Contact lenses make it possible to see and function in everyday life.

The Dangers

Contact lenses can be dangerous if they are abused.

Contact lenses are medical devices and can only be prescribed and dispensed by a licensed eye doctor. If they are sold without being evaluated on the eye by a doctor it can lead to:

  • Eye infections
  • Eye inflammation
  • Eye injuries

Proper care is key

Proper contact lens care and handling are important components of the contact lens fitting process. Contact lens solution used incorrectly or “topping off contact lens solution” (adding more without disposing of the current solution) can lead to multiple complications. It is important to use sterile contact lens solution and not tap water due to bacteria in water. Never, ever put contact lenses in your mouth or spit on them to try to clean them.

Courtesy of listentothemountains on Flickr

Courtesy of listentothemountains on Flickr

It is also important to replace contact lenses at the recommended frequency. For example, daily disposable contact lenses should be replaced each day. Contact lenses that are overused and abused can lead to serious problems.

Certain contact lenses are approved for sleeping or extended wear. However, if your contact lenses are not approved for extended wear, this can lead to complications on the cornea, or front of the eye.

If you are interested in contact lenses, schedule an appointment with a doctor of optometry today.

~Melissa Barnett, OD, FAAO

It’s just the FACTS: Vision & Learning Go Hand in Hand

August has been recognized as the Vision & Learning month.  It would seem appropriate since many children return to school in August or shortly thereafter.  In addition to getting new clothes and supplies for our kids, this yearly routine should spur us to take our children in for a comprehensive eye and vision examination.

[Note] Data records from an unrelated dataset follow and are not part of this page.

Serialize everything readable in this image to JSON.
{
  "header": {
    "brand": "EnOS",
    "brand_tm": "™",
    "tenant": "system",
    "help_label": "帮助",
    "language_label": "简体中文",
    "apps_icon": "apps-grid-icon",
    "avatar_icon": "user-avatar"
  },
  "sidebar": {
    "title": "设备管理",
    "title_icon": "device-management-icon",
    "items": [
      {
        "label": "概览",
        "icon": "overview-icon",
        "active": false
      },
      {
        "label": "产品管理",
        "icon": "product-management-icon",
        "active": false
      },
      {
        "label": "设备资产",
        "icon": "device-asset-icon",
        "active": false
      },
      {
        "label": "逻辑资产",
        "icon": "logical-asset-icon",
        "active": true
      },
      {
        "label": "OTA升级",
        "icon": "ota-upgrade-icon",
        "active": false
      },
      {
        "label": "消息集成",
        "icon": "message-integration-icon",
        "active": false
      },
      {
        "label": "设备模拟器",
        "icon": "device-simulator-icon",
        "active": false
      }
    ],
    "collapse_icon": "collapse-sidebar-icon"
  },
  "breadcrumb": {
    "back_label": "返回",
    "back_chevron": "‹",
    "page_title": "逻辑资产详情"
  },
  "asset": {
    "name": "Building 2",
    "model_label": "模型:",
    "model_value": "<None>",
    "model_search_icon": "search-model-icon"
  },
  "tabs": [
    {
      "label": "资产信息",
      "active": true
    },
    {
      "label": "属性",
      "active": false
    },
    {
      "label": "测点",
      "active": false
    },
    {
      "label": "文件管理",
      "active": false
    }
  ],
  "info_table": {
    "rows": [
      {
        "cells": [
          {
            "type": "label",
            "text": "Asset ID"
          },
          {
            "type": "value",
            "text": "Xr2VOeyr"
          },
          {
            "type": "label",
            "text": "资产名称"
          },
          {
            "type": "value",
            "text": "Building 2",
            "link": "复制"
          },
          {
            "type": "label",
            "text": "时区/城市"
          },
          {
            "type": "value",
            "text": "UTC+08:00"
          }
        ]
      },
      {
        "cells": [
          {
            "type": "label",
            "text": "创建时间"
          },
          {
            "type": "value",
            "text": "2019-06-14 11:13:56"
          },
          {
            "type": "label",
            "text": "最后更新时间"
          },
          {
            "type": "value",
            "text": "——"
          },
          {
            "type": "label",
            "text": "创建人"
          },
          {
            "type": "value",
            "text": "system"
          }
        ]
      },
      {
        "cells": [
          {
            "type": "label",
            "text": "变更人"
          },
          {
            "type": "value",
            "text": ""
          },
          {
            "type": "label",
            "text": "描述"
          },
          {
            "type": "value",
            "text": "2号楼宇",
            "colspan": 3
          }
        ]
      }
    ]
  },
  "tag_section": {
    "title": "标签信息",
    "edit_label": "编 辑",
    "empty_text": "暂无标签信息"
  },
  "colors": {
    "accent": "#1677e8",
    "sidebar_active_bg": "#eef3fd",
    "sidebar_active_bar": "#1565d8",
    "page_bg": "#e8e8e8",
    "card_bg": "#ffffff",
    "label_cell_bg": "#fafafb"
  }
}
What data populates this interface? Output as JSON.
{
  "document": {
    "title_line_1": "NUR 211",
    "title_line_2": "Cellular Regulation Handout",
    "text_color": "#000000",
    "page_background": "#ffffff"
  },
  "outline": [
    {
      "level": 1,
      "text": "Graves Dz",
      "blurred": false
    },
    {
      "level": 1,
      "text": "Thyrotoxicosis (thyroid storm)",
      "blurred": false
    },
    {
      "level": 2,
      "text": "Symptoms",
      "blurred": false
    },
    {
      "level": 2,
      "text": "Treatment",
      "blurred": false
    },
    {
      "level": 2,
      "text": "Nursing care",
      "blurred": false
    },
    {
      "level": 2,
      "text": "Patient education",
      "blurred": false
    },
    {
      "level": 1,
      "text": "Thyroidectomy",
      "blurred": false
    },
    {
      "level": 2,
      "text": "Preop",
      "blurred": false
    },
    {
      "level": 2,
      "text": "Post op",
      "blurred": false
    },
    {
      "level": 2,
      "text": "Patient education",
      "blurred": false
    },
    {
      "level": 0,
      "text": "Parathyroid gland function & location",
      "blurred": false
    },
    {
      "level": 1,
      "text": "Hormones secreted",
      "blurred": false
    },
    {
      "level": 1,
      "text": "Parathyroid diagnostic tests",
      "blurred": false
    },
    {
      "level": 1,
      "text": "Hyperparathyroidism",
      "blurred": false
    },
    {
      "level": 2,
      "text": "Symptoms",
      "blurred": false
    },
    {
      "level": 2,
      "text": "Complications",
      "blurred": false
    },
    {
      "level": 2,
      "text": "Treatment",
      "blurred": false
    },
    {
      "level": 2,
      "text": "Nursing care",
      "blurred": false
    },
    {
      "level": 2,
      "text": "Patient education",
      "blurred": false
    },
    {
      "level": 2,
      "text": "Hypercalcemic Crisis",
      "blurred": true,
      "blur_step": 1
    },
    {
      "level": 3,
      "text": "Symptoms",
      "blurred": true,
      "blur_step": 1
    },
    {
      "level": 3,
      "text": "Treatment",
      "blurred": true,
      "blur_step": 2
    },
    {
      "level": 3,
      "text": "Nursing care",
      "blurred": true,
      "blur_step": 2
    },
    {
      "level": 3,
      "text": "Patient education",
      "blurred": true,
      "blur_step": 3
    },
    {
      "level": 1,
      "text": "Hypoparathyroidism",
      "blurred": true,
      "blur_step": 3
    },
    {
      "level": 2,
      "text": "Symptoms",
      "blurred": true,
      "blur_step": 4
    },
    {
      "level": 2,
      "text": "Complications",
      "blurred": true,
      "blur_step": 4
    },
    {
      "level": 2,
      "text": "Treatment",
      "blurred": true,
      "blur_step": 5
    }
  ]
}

Vision is a highly complex and intricate process.  So, it is not surprising that reading and learning is dependent on not only having excellent 20/20 vision, but also accurate eye movement, eye focusing, eye teaming, and visual motor skills.

It’s just the plain ole fact that there is a direct correlation between vision and learning.

Courtesy of woodleywonderworks on Flickr

Courtesy of woodleywonderworks on Flickr

Did you know that…

  • “25% of students in grades K-6 have visual problems that are serious enough to impede learning.” – American Public Health Association
  • Approximately “80% of children with a learning disability have an  undiagnosed vision problem.”– Vision Council of America
  • “1 in 4 children has an undiagnosed vision problem which can interfere with learning and lead to academic and/or behavioral problems.”  – College of Optometrists in Vision Development
  • Studies show that “children who had visual perceptual and eye movement difficulties did poorly on standardized tests.” – Dr. Lynn Hellerstein, FAAO, FCOVD, Past President of COVD
  • “When vision problems go undetected, children almost invariably have  trouble reading and doing their schoolwork.  They often a display fatigue, fidgeting and frustrations in the classroom – traits that can lead to a misdiagnosis of dyslexia or other learning disabilities.” – American Optometric Association
  • A “child with a vision based learning problem has excellent verbal skills, causing parent and educators to think the child must be lazy, have ADD/ADHD, or is learning disabled.”
    – College of Optometrists in Vision Development

A cursory vision screening is just not enough to detect vision-related learning difficulties.  Early prevention of a child’s vision problem is so important for school readiness, learning and academic success.  So make it an integral part of your child’s back-to-school preparations.  Buy school supplies, outfit your child with new clothes, and most important, take your child to see a doctor of optometry for a thorough eye and vision examination.

~Judy Tong, OD, FAAO

(Special thanks to my colleagues Drs. Carmen Barnhardt, Eric Borsting, Ray Chu, and Rebekah Louie.)